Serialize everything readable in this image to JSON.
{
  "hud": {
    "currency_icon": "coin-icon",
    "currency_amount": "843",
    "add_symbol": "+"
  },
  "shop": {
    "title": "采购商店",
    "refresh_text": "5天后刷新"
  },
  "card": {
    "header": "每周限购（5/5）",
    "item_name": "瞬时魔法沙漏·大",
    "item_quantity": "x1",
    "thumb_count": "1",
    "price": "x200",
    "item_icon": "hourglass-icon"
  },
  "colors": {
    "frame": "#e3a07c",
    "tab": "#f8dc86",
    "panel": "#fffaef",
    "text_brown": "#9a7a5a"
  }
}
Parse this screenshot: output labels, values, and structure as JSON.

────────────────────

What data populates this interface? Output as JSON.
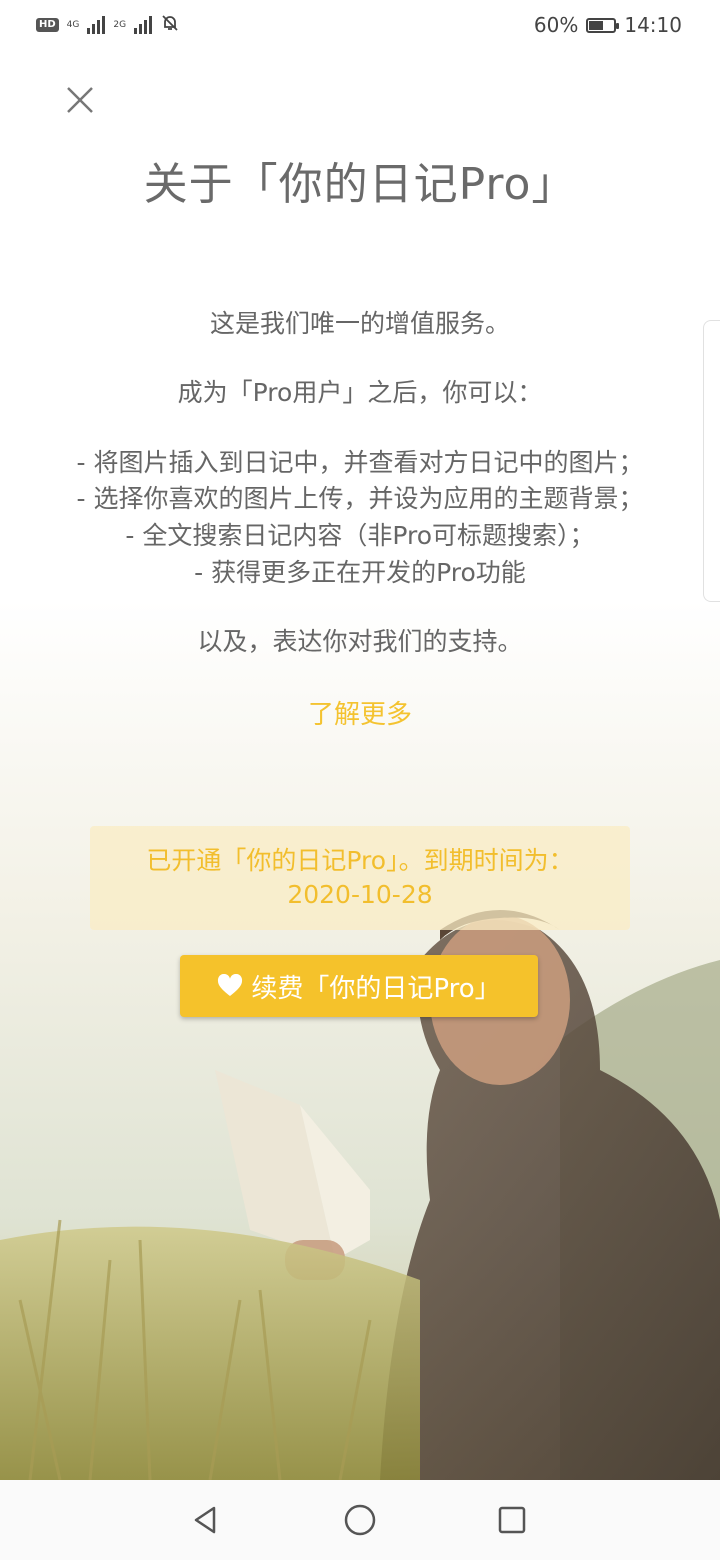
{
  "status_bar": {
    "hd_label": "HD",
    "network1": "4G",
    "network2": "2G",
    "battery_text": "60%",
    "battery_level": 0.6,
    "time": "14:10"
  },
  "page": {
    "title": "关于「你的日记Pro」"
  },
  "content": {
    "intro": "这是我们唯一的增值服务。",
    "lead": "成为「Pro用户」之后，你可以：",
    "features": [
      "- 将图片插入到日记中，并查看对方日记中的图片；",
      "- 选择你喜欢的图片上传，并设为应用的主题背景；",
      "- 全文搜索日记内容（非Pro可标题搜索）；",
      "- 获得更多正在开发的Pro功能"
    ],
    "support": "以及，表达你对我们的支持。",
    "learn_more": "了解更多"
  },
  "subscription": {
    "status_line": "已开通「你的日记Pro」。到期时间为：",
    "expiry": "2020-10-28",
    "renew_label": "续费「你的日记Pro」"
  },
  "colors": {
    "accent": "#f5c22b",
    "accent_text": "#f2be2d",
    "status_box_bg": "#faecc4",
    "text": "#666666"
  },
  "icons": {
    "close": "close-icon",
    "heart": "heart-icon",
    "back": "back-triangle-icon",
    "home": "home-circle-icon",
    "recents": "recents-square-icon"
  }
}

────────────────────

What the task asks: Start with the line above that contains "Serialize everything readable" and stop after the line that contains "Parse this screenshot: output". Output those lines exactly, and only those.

Task output:
Serialize everything readable in this image to JSON.
{
  "hud": {
    "currency_icon": "coin-icon",
    "currency_amount": "843",
    "add_symbol": "+"
  },
  "shop": {
    "title": "采购商店",
    "refresh_text": "5天后刷新"
  },
  "card": {
    "header": "每周限购（5/5）",
    "item_name": "瞬时魔法沙漏·大",
    "item_quantity": "x1",
    "thumb_count": "1",
    "price": "x200",
    "item_icon": "hourglass-icon"
  },
  "colors": {
    "frame": "#e3a07c",
    "tab": "#f8dc86",
    "panel": "#fffaef",
    "text_brown": "#9a7a5a"
  }
}
Parse this screenshot: output labels, values, and structure as JSON.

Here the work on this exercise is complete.